I was so stunned I could hardly speak. At first I only nodded, the glorious sensation spreading through me like glitter spilling across the craft table and cascading onto the floor. “Yes,” I managed to whisper at last. “Yes, I can do that.”

The only problem with Popsicles is that they melt, and so there is a narrow window for frozen treat distribution. Because of this, the children have to line up more or less all at once. Some might call it a stampede.

But we had a good system. The lucky mom assigned to popcorn duty (a parent of sixth grade twins who had certainly paid her dues over the years) was set up next to me. We suspended popcorn operations during the popsicle window so one of us could hand out the treats while the other marked off the Popsicle spot on each activity passport. We also cleverly convinced an unwitting student teacher to stand over the trashcan and help kids open their treats.

And then it was over.

There was no arguing. The kids were all happy to get a yummy frozen treat. I didn’t have to hold anyone’s water bottle, chase any playground balls, or frantically search for a wayward, wet sock.

sock-256961__340
Field Day can get all kinds of crazy.

Afterwards I helped the popcorn mom with her distributions and we chatted about how much we have loved our grade school with its dedicated teachers, talented administrators, and great support staff. Neither of us will miss Field Day.

After he was finished handing out treats to a sunny California crowd all those years ago, Frank Epperson filed a patent for his Popsicle in 1924. Soon, Frank’s accidental frozen concoction was one of the most highly sought treats on Coney Island and at Field Day, where after seven long years, this PTA mom finally caught a break.

 

11 thoughts on “Having a Field Day

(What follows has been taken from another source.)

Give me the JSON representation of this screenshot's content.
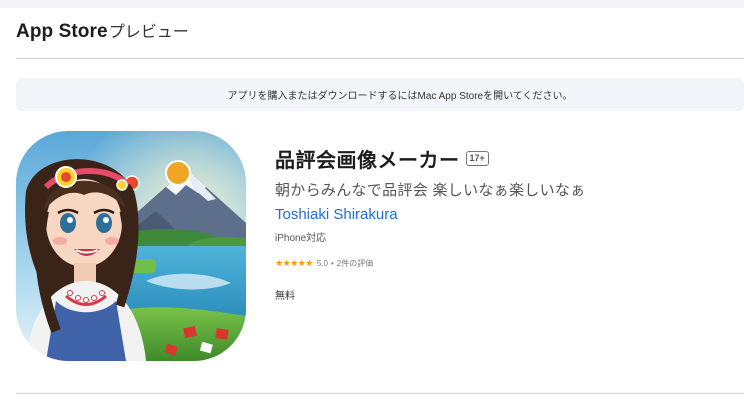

  1. Mercifully such a thing as a “Field Day” doesn’t occur over here (I think). Being a rural area we have “Calf Club Day” where every student brings their calf, lamb, kid goat, or chicken they are rearing and parades them while having to open gates, cross bridges, etc. etc. No popsicles!

      1. It’s the real thing, but this year calves are banned because of the possible outbreak of some contagious disease lurking in the bovine community. (It’s a disease cows get and not humans).

  2. Nothing beats those wide popsicles that came on two sticks and the challenge of balancing your licks between each side so the thing didn’t crack down the middle. Ah summer….

  3. I love how you find the very interesting stories behind these every-day items that we all know and love 🙂 Such a great article – bless you for surviving Field Day.

I love comments! Please keep them PG, though. I blush easily.

Fill in your details below or click an icon to log in:

WordPress.com Logo

You are commenting using your WordPress.com account. Log Out /  Change )

Google photo

You are commenting using your Google account. Log Out /  Change )

Twitter picture

You are commenting using your Twitter account. Log Out /  Change )

Facebook photo

You are commenting using your Facebook account. Log Out /  Change )

Connecting to %s